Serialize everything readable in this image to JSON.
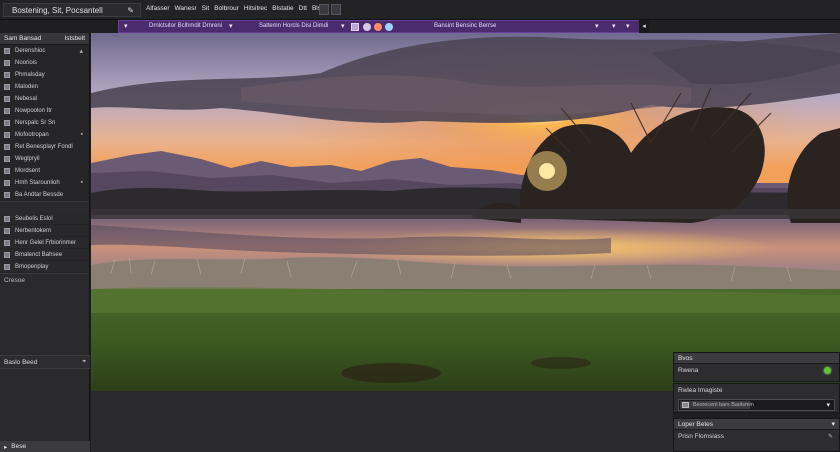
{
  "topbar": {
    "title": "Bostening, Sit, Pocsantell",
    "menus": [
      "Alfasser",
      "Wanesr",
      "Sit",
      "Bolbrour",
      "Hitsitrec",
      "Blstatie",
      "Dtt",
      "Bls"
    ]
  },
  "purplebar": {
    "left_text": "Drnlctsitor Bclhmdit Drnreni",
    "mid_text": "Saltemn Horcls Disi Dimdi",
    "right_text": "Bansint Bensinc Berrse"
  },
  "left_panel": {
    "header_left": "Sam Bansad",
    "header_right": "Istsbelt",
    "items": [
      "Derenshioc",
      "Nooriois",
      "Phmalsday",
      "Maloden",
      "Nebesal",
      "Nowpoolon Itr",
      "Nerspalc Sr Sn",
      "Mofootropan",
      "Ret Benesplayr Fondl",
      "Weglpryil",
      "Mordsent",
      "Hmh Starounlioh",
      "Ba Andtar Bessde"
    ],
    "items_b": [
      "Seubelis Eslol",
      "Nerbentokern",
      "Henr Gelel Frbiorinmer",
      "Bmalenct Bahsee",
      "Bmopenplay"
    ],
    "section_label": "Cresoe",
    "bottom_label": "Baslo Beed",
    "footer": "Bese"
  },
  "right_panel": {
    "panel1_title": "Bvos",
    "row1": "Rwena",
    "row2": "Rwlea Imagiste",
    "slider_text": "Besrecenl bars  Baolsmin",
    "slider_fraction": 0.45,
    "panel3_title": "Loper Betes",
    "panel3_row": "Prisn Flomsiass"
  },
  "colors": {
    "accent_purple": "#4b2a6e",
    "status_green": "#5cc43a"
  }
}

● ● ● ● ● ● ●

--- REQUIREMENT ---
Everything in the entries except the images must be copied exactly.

--- EXERCISE SOLUTION ---
Serialize everything readable in this image to JSON.
{
  "topbar": {
    "title": "Bostening, Sit, Pocsantell",
    "menus": [
      "Alfasser",
      "Wanesr",
      "Sit",
      "Bolbrour",
      "Hitsitrec",
      "Blstatie",
      "Dtt",
      "Bls"
    ]
  },
  "purplebar": {
    "left_text": "Drnlctsitor Bclhmdit Drnreni",
    "mid_text": "Saltemn Horcls Disi Dimdi",
    "right_text": "Bansint Bensinc Berrse"
  },
  "left_panel": {
    "header_left": "Sam Bansad",
    "header_right": "Istsbelt",
    "items": [
      "Derenshioc",
      "Nooriois",
      "Phmalsday",
      "Maloden",
      "Nebesal",
      "Nowpoolon Itr",
      "Nerspalc Sr Sn",
      "Mofootropan",
      "Ret Benesplayr Fondl",
      "Weglpryil",
      "Mordsent",
      "Hmh Starounlioh",
      "Ba Andtar Bessde"
    ],
    "items_b": [
      "Seubelis Eslol",
      "Nerbentokern",
      "Henr Gelel Frbiorinmer",
      "Bmalenct Bahsee",
      "Bmopenplay"
    ],
    "section_label": "Cresoe",
    "bottom_label": "Baslo Beed",
    "footer": "Bese"
  },
  "right_panel": {
    "panel1_title": "Bvos",
    "row1": "Rwena",
    "row2": "Rwlea Imagiste",
    "slider_text": "Besrecenl bars  Baolsmin",
    "slider_fraction": 0.45,
    "panel3_title": "Loper Betes",
    "panel3_row": "Prisn Flomsiass"
  },
  "colors": {
    "accent_purple": "#4b2a6e",
    "status_green": "#5cc43a"
  }
}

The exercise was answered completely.